The show explored the relationship between sound and visual art, recognising the powerful influence sound and music have on creativity. The exhibition featured work by five visual artists; Derrick Ofosu Boateng, Emmanuel Unaji, Euan Roberts, Moufouli Bello and Williams Chechet. Following the successful show, we caught up with the founder of HAART, Maryam Lawal.

Tell us about your event at Copeland Park

HAART is a combined arts platform, so in the day we created an immersive experience with a selection of subtle sounds playing in the gallery, and in the evenings we had a series of talks, live poetry and musicians complimenting the overall theme.

When did you set up HAART and what was the idea behind it?

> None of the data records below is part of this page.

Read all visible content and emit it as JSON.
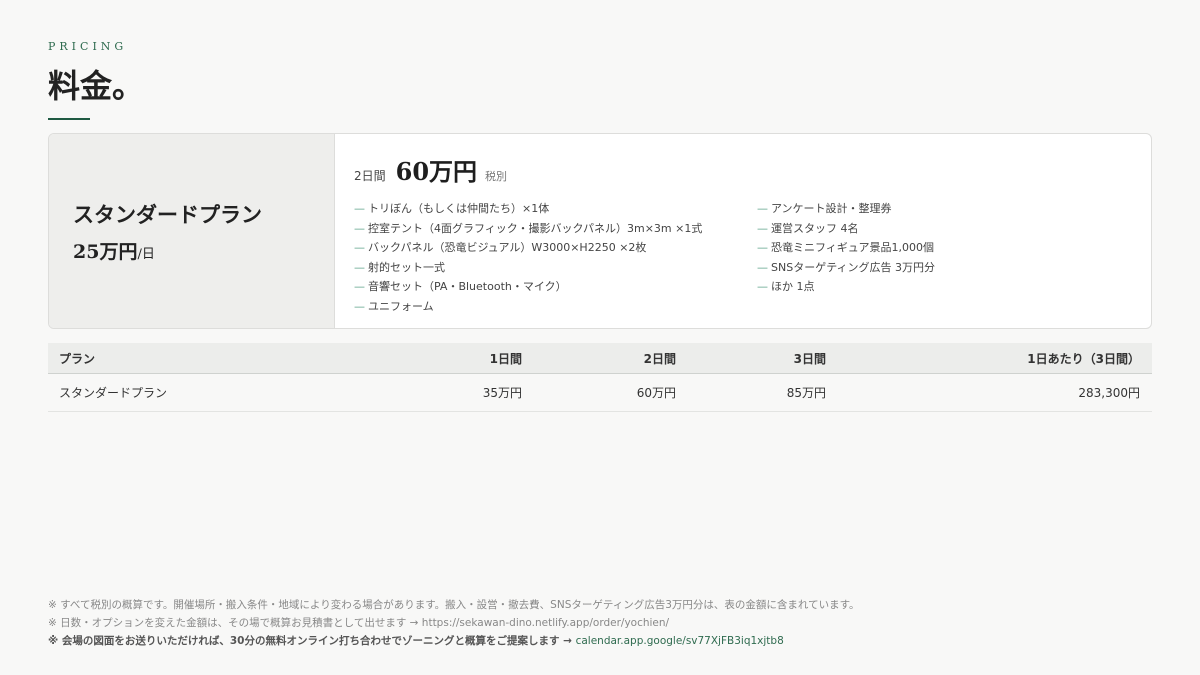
{
  "header": {
    "eyebrow": "PRICING",
    "title": "料金。"
  },
  "plan_card": {
    "name": "スタンダードプラン",
    "daily_price": "25万円",
    "daily_unit": "/日",
    "period": "2日間",
    "price": "60万円",
    "tax_note": "税別",
    "features_left": [
      "トリぼん（もしくは仲間たち）×1体",
      "控室テント（4面グラフィック・撮影バックパネル）3m×3m ×1式",
      "バックパネル（恐竜ビジュアル）W3000×H2250 ×2枚",
      "射的セット一式",
      "音響セット（PA・Bluetooth・マイク）",
      "ユニフォーム"
    ],
    "features_right": [
      "アンケート設計・整理券",
      "運営スタッフ 4名",
      "恐竜ミニフィギュア景品1,000個",
      "SNSターゲティング広告 3万円分",
      "ほか 1点"
    ],
    "dash": "—"
  },
  "table": {
    "headers": [
      "プラン",
      "1日間",
      "2日間",
      "3日間",
      "1日あたり（3日間）"
    ],
    "rows": [
      [
        "スタンダードプラン",
        "35万円",
        "60万円",
        "85万円",
        "283,300円"
      ]
    ]
  },
  "footnotes": {
    "note1": "※ すべて税別の概算です。開催場所・搬入条件・地域により変わる場合があります。搬入・設営・撤去費、SNSターゲティング広告3万円分は、表の金額に含まれています。",
    "note2": "※ 日数・オプションを変えた金額は、その場で概算お見積書として出せます → https://sekawan-dino.netlify.app/order/yochien/",
    "note3_text": "※ 会場の図面をお送りいただければ、30分の無料オンライン打ち合わせでゾーニングと概算をご提案します →",
    "note3_link": "calendar.app.google/sv77XjFB3iq1xjtb8"
  }
}
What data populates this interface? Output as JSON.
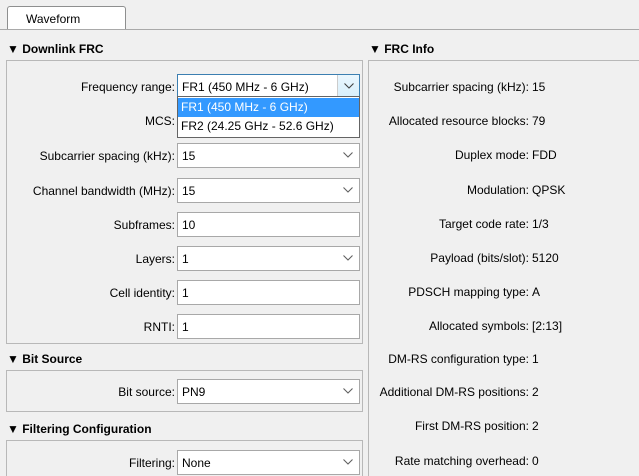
{
  "tab": {
    "label": "Waveform"
  },
  "downlink": {
    "title": "▼ Downlink FRC",
    "frequency_range": {
      "label": "Frequency range:",
      "value": "FR1 (450 MHz - 6 GHz)",
      "options": [
        "FR1 (450 MHz - 6 GHz)",
        "FR2 (24.25 GHz - 52.6 GHz)"
      ]
    },
    "mcs": {
      "label": "MCS:"
    },
    "subcarrier_spacing": {
      "label": "Subcarrier spacing (kHz):",
      "value": "15"
    },
    "channel_bandwidth": {
      "label": "Channel bandwidth (MHz):",
      "value": "15"
    },
    "subframes": {
      "label": "Subframes:",
      "value": "10"
    },
    "layers": {
      "label": "Layers:",
      "value": "1"
    },
    "cell_identity": {
      "label": "Cell identity:",
      "value": "1"
    },
    "rnti": {
      "label": "RNTI:",
      "value": "1"
    }
  },
  "bit_source": {
    "title": "▼ Bit Source",
    "label": "Bit source:",
    "value": "PN9"
  },
  "filtering": {
    "title": "▼ Filtering Configuration",
    "label": "Filtering:",
    "value": "None"
  },
  "frc_info": {
    "title": "▼ FRC Info",
    "rows": [
      {
        "label": "Subcarrier spacing (kHz):",
        "value": "15"
      },
      {
        "label": "Allocated resource blocks:",
        "value": "79"
      },
      {
        "label": "Duplex mode:",
        "value": "FDD"
      },
      {
        "label": "Modulation:",
        "value": "QPSK"
      },
      {
        "label": "Target code rate:",
        "value": "1/3"
      },
      {
        "label": "Payload (bits/slot):",
        "value": "5120"
      },
      {
        "label": "PDSCH mapping type:",
        "value": "A"
      },
      {
        "label": "Allocated symbols:",
        "value": "[2:13]"
      },
      {
        "label": "DM-RS configuration type:",
        "value": "1"
      },
      {
        "label": "Additional DM-RS positions:",
        "value": "2"
      },
      {
        "label": "First DM-RS position:",
        "value": "2"
      },
      {
        "label": "Rate matching overhead:",
        "value": "0"
      }
    ]
  },
  "icons": {
    "combo_arrow": "chevron-down-icon"
  }
}
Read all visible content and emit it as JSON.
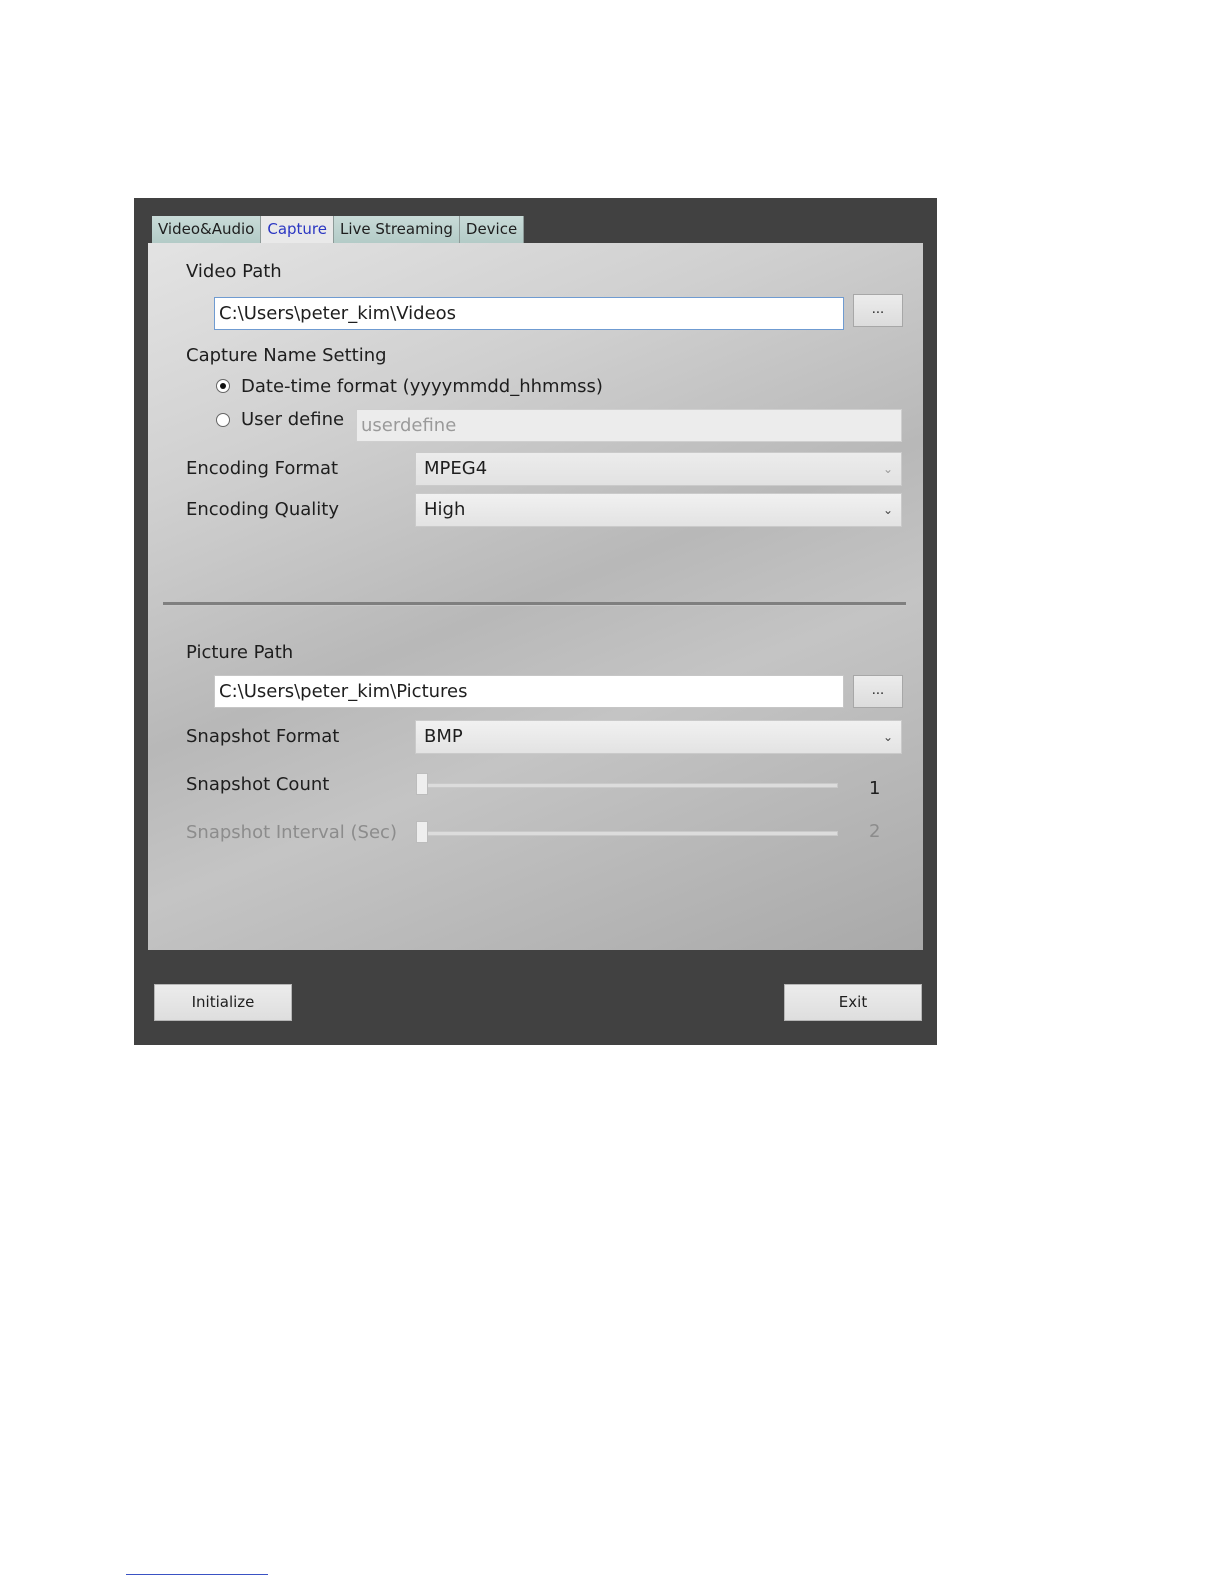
{
  "tabs": [
    {
      "label": "Video&Audio"
    },
    {
      "label": "Capture"
    },
    {
      "label": "Live Streaming"
    },
    {
      "label": "Device"
    }
  ],
  "active_tab": "Capture",
  "video_path": {
    "label": "Video Path",
    "value": "C:\\Users\\peter_kim\\Videos",
    "browse_label": "..."
  },
  "capture_name": {
    "label": "Capture Name Setting",
    "option_datetime": "Date-time format (yyyymmdd_hhmmss)",
    "option_user": "User define",
    "user_define_placeholder": "userdefine",
    "selected": "datetime"
  },
  "encoding_format": {
    "label": "Encoding Format",
    "value": "MPEG4"
  },
  "encoding_quality": {
    "label": "Encoding Quality",
    "value": "High"
  },
  "picture_path": {
    "label": "Picture Path",
    "value": "C:\\Users\\peter_kim\\Pictures",
    "browse_label": "..."
  },
  "snapshot_format": {
    "label": "Snapshot Format",
    "value": "BMP"
  },
  "snapshot_count": {
    "label": "Snapshot Count",
    "value": "1"
  },
  "snapshot_interval": {
    "label": "Snapshot Interval (Sec)",
    "value": "2"
  },
  "buttons": {
    "initialize": "Initialize",
    "exit": "Exit"
  },
  "colors": {
    "window_bg": "#414141",
    "tab_bg": "#c9dbd8",
    "active_tab_text": "#2b36c2"
  }
}
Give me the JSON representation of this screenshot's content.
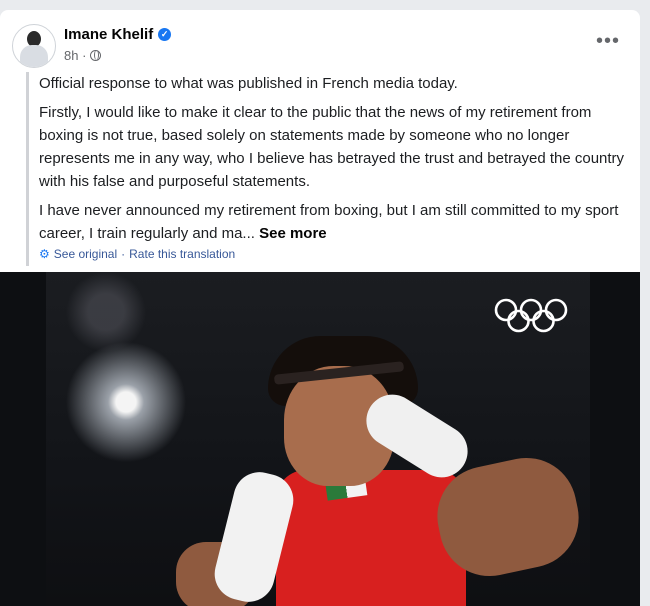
{
  "post": {
    "author": "Imane Khelif",
    "time": "8h ·",
    "more_icon": "more-horizontal-icon",
    "paragraphs": [
      "Official response to what was published in French media today.",
      "Firstly, I would like to make it clear to the public that the news of my retirement from boxing is not true, based solely on statements made by someone who no longer represents me in any way, who I believe has betrayed the trust and betrayed the country with his false and purposeful statements.",
      "I have never announced my retirement from boxing, but I am still committed to my sport career, I train regularly and ma..."
    ],
    "see_more": "See more",
    "translation": {
      "see_original": "See original",
      "separator": "·",
      "rate": "Rate this translation"
    }
  },
  "colors": {
    "accent": "#1877f2",
    "link": "#385898",
    "muted": "#65676b"
  }
}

I set up HAART in April 2018 shortly after a trip to Lagos in Nigeria, where I’m originally from. Artists from Africa and the diaspora are still largely underrepresented on an international level. One of the main aims of HAART is to provide a platform for the truly talented, innovative artists of African descent by giving them greater exposure, recognition and support for their work. Secondly, I think the traditional art gallery experience is out-of-date and in need of a revival. HAART aims to break away from the traditional gallery model with pop-up exhibitions and events where people can truly engage with the artwork, the exhibition theme, and properly understand the works on display. Drawing on the concept of a house, HAART also aims to create a more welcoming, inclusive environment in the visual arts.

This was your second event, how did it differ from the first?

In a number of ways: we had a different theme, different artists, a different line up of evening events and a different atmosphere!

Our exhibition in March was held at Hoxton Arches in East London and it was called The Next Wave: The Power of Authenticity and Self-Validation. In that show both HAART and the artwork aimed to generate fresh, new perspectives on artistic talent coming from the continent. We aimed to encourage people to celebrate the vitality and vibrancy of their cultures and their national heritage.

Seeing Sounds was an exploration of the relationship between sound and visual art. We brought in academic professors of music psychology to talk about this theme alongside the visual artists and had some incredible musicians and spoken word poets come in to perform live in the gallery.

Do you tend to use the same artists in multiple shows or always new ones?

Our approach here varies. For our show at Hoxton Arches we worked with six artists, however at Copeland Gallery we worked with five, and only one of them was in our Hoxton show. We receive a lot of requests from artists to have their work shown on the platform, and similarly, there are a wide number of artists whose work we find inspiring, that’s why it is important for us to try and work with different artists while developing relationships with artists whose work we’ve shown in the past.

Which other Copeland Park events have you visited?

I’ve come to a number of exhibitions at Copeland Gallery and also one that was held at Unit 8 during Photo London. I think it’s a great space so it’s always interesting to see how other curators and gallerists have used it for their show.

Why did you choose Copeland Gallery for your event?

I think it is a really unique exhibition space. I was immediately drawn to it when I first visited. One thing I particularly like about the gallery is the contrast between the exposed concrete on the floor and the rustic ceilings, and then the professional white walls of the gallery.

The artists featured in this article from top to bottom are: Moufouli Bello & Williams Chechet

To see what HAART are up to next and which artists they will be exhibiting, subscribe to their mailing list or follow HAART on Instagram, Facebook or Twitter.